News Story

Michigan Employment Up, Food Stamps Down

No government program can substitute for strong economic growth

The number of people who receive food stamps in Michigan reached an 11-year low, according to an analysis by the Mackinac Center for Public Policy.

As of November 2018, a little more than 1.2 million Michiganders receive benefits through the federally funded Supplemental Nutrition Assistance Program (SNAP), otherwise known as food stamps. That’s the lowest number since 2007, when there were about 500 fewer recipients. Michigan saw the number of people on food stamps peak in 2011, when it reached nearly 1.9 million. That number has been on a steady decline since, decreasing by about 100,000 every year.

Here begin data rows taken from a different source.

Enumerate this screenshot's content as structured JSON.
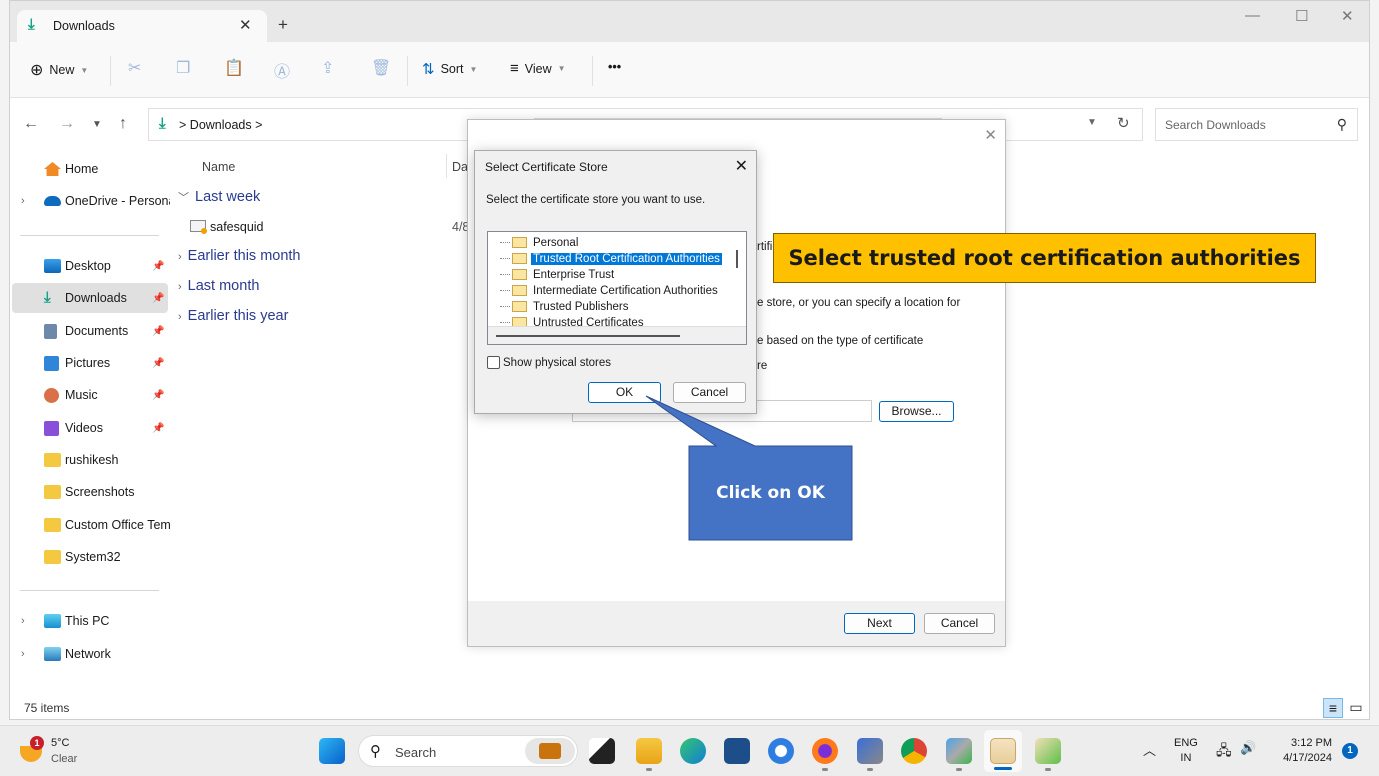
{
  "window": {
    "tab_title": "Downloads",
    "tab_icon": "download-icon",
    "new_tab_label": "+",
    "controls": [
      "minimize",
      "maximize",
      "close"
    ]
  },
  "toolbar": {
    "new_label": "New",
    "sort_label": "Sort",
    "view_label": "View",
    "more_label": "•••",
    "icons": [
      "cut-icon",
      "copy-icon",
      "paste-icon",
      "rename-icon",
      "share-icon",
      "delete-icon"
    ]
  },
  "address": {
    "path": "Downloads",
    "separator": ">",
    "search_placeholder": "Search Downloads"
  },
  "sidebar": {
    "items": [
      {
        "label": "Home",
        "icon": "home-icon",
        "expandable": false,
        "pinned": false
      },
      {
        "label": "OneDrive - Persona",
        "icon": "onedrive-icon",
        "expandable": true,
        "pinned": false
      },
      {
        "label": "Desktop",
        "icon": "desktop-icon",
        "pinned": true
      },
      {
        "label": "Downloads",
        "icon": "download-icon",
        "pinned": true,
        "selected": true
      },
      {
        "label": "Documents",
        "icon": "documents-icon",
        "pinned": true
      },
      {
        "label": "Pictures",
        "icon": "pictures-icon",
        "pinned": true
      },
      {
        "label": "Music",
        "icon": "music-icon",
        "pinned": true
      },
      {
        "label": "Videos",
        "icon": "videos-icon",
        "pinned": true
      },
      {
        "label": "rushikesh",
        "icon": "folder-icon"
      },
      {
        "label": "Screenshots",
        "icon": "folder-icon"
      },
      {
        "label": "Custom Office Tem",
        "icon": "folder-icon"
      },
      {
        "label": "System32",
        "icon": "folder-icon"
      },
      {
        "label": "This PC",
        "icon": "pc-icon",
        "expandable": true
      },
      {
        "label": "Network",
        "icon": "network-icon",
        "expandable": true
      }
    ]
  },
  "file_list": {
    "columns": [
      "Name",
      "Dat"
    ],
    "groups": [
      {
        "label": "Last week",
        "expanded": true,
        "files": [
          {
            "name": "safesquid",
            "date": "4/8"
          }
        ]
      },
      {
        "label": "Earlier this month",
        "expanded": false
      },
      {
        "label": "Last month",
        "expanded": false
      },
      {
        "label": "Earlier this year",
        "expanded": false
      }
    ],
    "status": "75 items"
  },
  "wizard": {
    "partial_text_1": "rtific",
    "partial_text_2": "e store, or you can specify a location for",
    "partial_text_3": "e based on the type of certificate",
    "partial_text_4": "re",
    "browse_label": "Browse...",
    "next_label": "Next",
    "cancel_label": "Cancel"
  },
  "store_dialog": {
    "title": "Select Certificate Store",
    "prompt": "Select the certificate store you want to use.",
    "stores": [
      {
        "label": "Personal",
        "selected": false
      },
      {
        "label": "Trusted Root Certification Authorities",
        "selected": true
      },
      {
        "label": "Enterprise Trust",
        "selected": false
      },
      {
        "label": "Intermediate Certification Authorities",
        "selected": false
      },
      {
        "label": "Trusted Publishers",
        "selected": false
      },
      {
        "label": "Untrusted Certificates",
        "selected": false
      }
    ],
    "show_physical_label": "Show physical stores",
    "show_physical_checked": false,
    "ok_label": "OK",
    "cancel_label": "Cancel"
  },
  "annotations": {
    "yellow_callout": "Select trusted root certification authorities",
    "blue_callout": "Click on OK",
    "yellow_color": "#ffc000",
    "blue_color": "#4472c4"
  },
  "taskbar": {
    "weather_temp": "5°C",
    "weather_desc": "Clear",
    "weather_badge": "1",
    "search_label": "Search",
    "apps": [
      "work-icon",
      "task-view-icon",
      "file-explorer-icon",
      "edge-icon",
      "store-icon",
      "thunderbird-icon",
      "firefox-icon",
      "remote-desktop-icon",
      "chrome-icon",
      "security-icon",
      "certificate-icon",
      "cert-import-icon"
    ],
    "lang_top": "ENG",
    "lang_bottom": "IN",
    "time": "3:12 PM",
    "date": "4/17/2024",
    "notification_count": "1"
  }
}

In 2017, roughly 1.38 million Michigan residents received food stamps. Between 1997 and 2004, there were fewer than a million recipients every year.

The Michigan economy and employment rates have been performing better in recent years, which analysts say has been a key factor in the decrease in the number of food-stamp recipients. The state had a 14.6 percent unemployment rate in June 2009, during the Great Recession, but it has steadily dropped since then. The state’s unemployment rate is now 4.0 percent, which exceeds the national rate of 3.9 percent.

“The Michigan economy is doing very well, with especially strong wage growth in lower-wage industries like retail trade and restaurants, bars, and hotels,” Don Grimes, a senior research specialist at the University of Michigan, said.

“The very low unemployment rate also shows that the labor market is very tight, so many people who previously were out of the labor force because they did not think they could get hired have moved back into the labor force and are now getting hired,” he added. “So while I can’t say that the strong labor market and increasing wages are the sole reason for the decline in food stamps usage in Michigan, they had to have been a big contributing factor.”

Peter Ruark, a senior policy analyst for the Michigan League for Public Policy, agreed that employment growth is a key factor.

A decrease in unemployment, he said, will generally correlate with a decrease in food stamp recipients because food stamps usage tends to decrease when the needs of Americans do. Although it is uncertain whether new jobs always pay more, he said it still is a good sign that people are getting back to work.

In October of last year, work requirements for food stamp recipients went into effect. The policy requires able-bodied adults between 18 and 49 years of age and without young children to work 20 hours a week on average, or fulfill a similar requirement, such as work training or volunteering for a charity.